If we write the Fibonacci sequence as
f(n + 2) = f(n + 1) + f(n)
then we can write
f(n) = (an – bn) / (a – b)
a = (1 + √5) / 2
b = (1 – √5) / 2
Using this form of f(n) it's easy to show that
f(n)2 – fn+1 fn-1 = (-1)n-1
which we can rewrite as
fn+1 / fn = fn / fn-1 + (-1)n-1 / (fn fn-1)
But we also have that
fn / fn-1 = fn-1 / fn-2 + (-1)n-2 / (fn-1 fn-2)
fn+1 / fn = fn-1 / fn-2 + (-1)n-2 / (fn-1 fn-2) + (-1)n-1 / (fn fn-1)
If we keep making similar substitutions, we find that we get that
fn+1 / fn = f2 / f1 + 1 / f1 f2 – 1 / f2 f3 + … + (-1)n-1 / fn-1 fn-2
The golden ratio a is the limit of fn+1 / fn as n gets large, so we have that
a = f2 / f1 + 1 / f1 f2 - 1 / f2 f3 + 1 / f3 f4 + …
= 1 + 1 – 1⁄2 + 1⁄6 – 1⁄15 + …
Each of the terms in this sum happen to be fractions of the form 1⁄n for some integer n, which are exactly the so-called Egyptian fractions. Apparently, the classical Egyptians used only fractions of that form, plus the single additional fraction 2⁄3, to represent all rational numbers.
If you try to actually do a few computations with Egyptian fractions, you'll probably come to the same conclusion that I did: that representing rational numbers this way is probably one of the greatest technical blunders of all time.

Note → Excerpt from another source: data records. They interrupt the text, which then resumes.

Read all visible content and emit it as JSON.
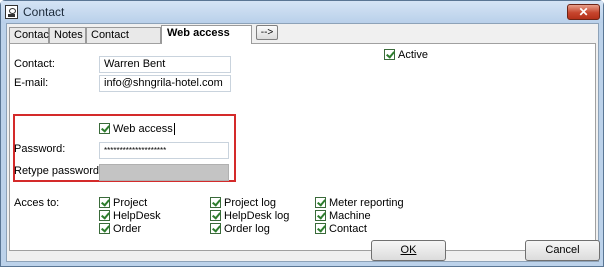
{
  "window": {
    "title": "Contact",
    "close_symbol": "✕"
  },
  "tabs": [
    {
      "label": "Contact"
    },
    {
      "label": "Notes"
    },
    {
      "label": "Contact groups"
    },
    {
      "label": "Web access"
    }
  ],
  "more_tabs_label": "-->",
  "active": {
    "label": "Active",
    "checked": true
  },
  "form": {
    "contact_label": "Contact:",
    "contact_value": "Warren Bent",
    "email_label": "E-mail:",
    "email_value": "info@shngrila-hotel.com",
    "web_access_label": "Web access",
    "web_access_checked": true,
    "password_label": "Password:",
    "password_value": "********************",
    "retype_label": "Retype password:",
    "retype_value": ""
  },
  "access": {
    "label": "Acces to:",
    "options": [
      {
        "label": "Project",
        "checked": true
      },
      {
        "label": "HelpDesk",
        "checked": true
      },
      {
        "label": "Order",
        "checked": true
      },
      {
        "label": "Project log",
        "checked": true
      },
      {
        "label": "HelpDesk log",
        "checked": true
      },
      {
        "label": "Order log",
        "checked": true
      },
      {
        "label": "Meter reporting",
        "checked": true
      },
      {
        "label": "Machine",
        "checked": true
      },
      {
        "label": "Contact",
        "checked": true
      }
    ]
  },
  "buttons": {
    "ok_label": "OK",
    "cancel_label": "Cancel"
  },
  "colors": {
    "highlight_border": "#d42a2a",
    "check_green": "#2d7d2d"
  }
}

In any event, the above representation for the golden ratio that we got from the Fibonacci sequence is actually a way to represent it as a sum of Egyptian fractions. Yet another aspect of the Fibonacci sequence that I didn't expect.